Spacecraft manufacturer SpaceX’s Indonesia satellite launched on Monday is considered to be the country’s largest telecommunication satellite. In a $550 million project aforethought for forming an alliance between the remote niches of the archipelago and the internet, SpaceX’s Indonesia communications satellite lifted off from Florida and capped the flight with a precise rocket landing at sea.
Indonesia’s satellite launch by Elon Musk’s SpaceX will ramp up internet usage for two-thirds of the Southeast-Asian country’s 280 million population and enhance Indonesia’s internet connectivity for its underdeveloped eastern islands.
After a 15-minute delay due to strong winds, SpaceX’s Falcon 9 rocket topped with SATRIA-1’s telecommunications satellite was deployed into orbit from Florida’s Cape Canaveral Space Force Station at 6.21 PM EDT.
The 4.5-tonne Satellite of the Republic of Indonesia (SATRIA-1) will be made functional for the Indonesian government by the Southeast Asian company PSN.
Indonesia SpaceX Satellite Launch: Proliferating Indonesia’s Internet Connectivity
The PSN SATRIA-1 was built by Thales Alenia Space, as contracted in 2020 and will ensconce the orbital slot above Indonesia’s eastern region of Papua. The public-private partnership between Indonesia satellite provider PT Satelit Nusantara Tiga and the Indonesian government paved the way for this project.
SpaceX’s Indonesia communications satellite launch will accelerate access to the internet for villagers residing in remote areas that cannot be reached by fiber optics, by the next decade, according to a statement by senior Indonesian minister Mahfud MD.

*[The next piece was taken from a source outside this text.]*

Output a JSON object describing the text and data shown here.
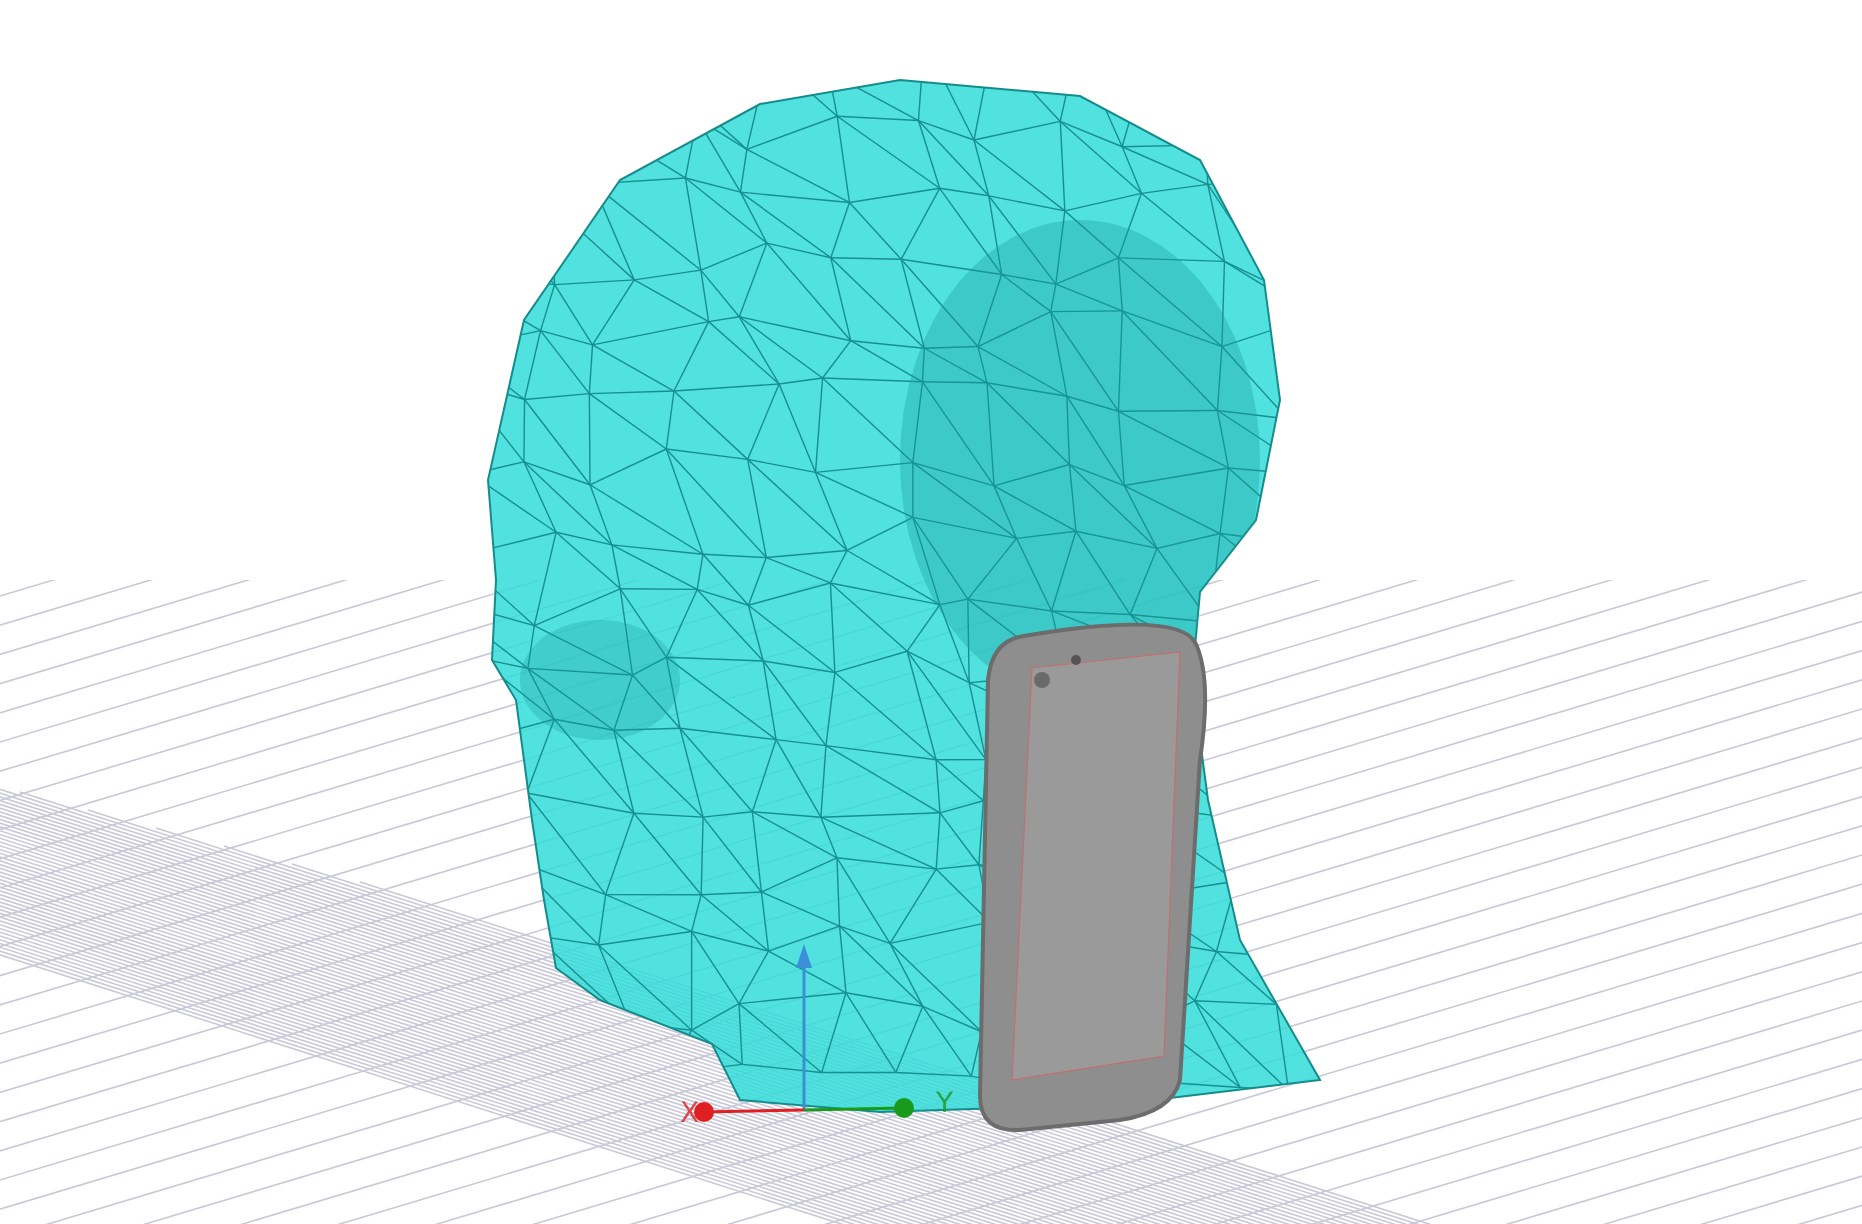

The $550 million spacecraft fosters a throughput capacity of 150 gigabytes per second, which is three times the capacity of the nine telecommunications satellites currently in use in Indonesia. SATRIA-1 is envisioned to boost internet connectivity inclusively to Indonesia’s 50,000 public service points, including free access to schools, health facilities, and regional government offices.
SpaceX’s Communication Satellite Launch
The Indonesia-SpaceX satellite launch had a 178-minute window. Even when high winds at the opening of this window delayed the first launch attempt, SpaceX had plenty of buffer time to launch Indonesia’s communications satellite.
After going airborne from Cape Canaveral Space Force Station, the Falcon 9 rocket steered on an Eastern trajectory over the Atlantic Ocean. Just 8.5 minutes after the liftoff, SpaceX’s Falcon 9 rocket separated from the 2nd stage and oriented itself for re-entry into the atmosphere. After the entry burn, the rocket returned to the offshore site with a flawless touchdown on SpaceX’s drone ship ‘A Shortfall of Gravitas’. The vertical touchdown of Falcon 9’s first stage booster was stationed in the Atlantic Ocean off the Florida coast.
Meanwhile, Falcon 9’s upper stage continued its journey into carrying SATRIA-1 to the Geosynchronous Transfer Orbit, where it was ultimately deployed under 37 minutes after liftoff. After separating from Falcon 9’s second stage, SATRIA will use its thrusters to raise itself to be positioned at 146°E.
This was Falcon 9’s 39th launch of the year, being the fifth one of this month. The booster’s touchdown marked its 12th launch and landing, previously having maneuvered four Dragon missions to the International Space Station for NASA.
It has also safely launched 4 Starlink batches, most recently on May 14, 2023, 2 space station resupply missions, 3 communication satellites and even 8 humans.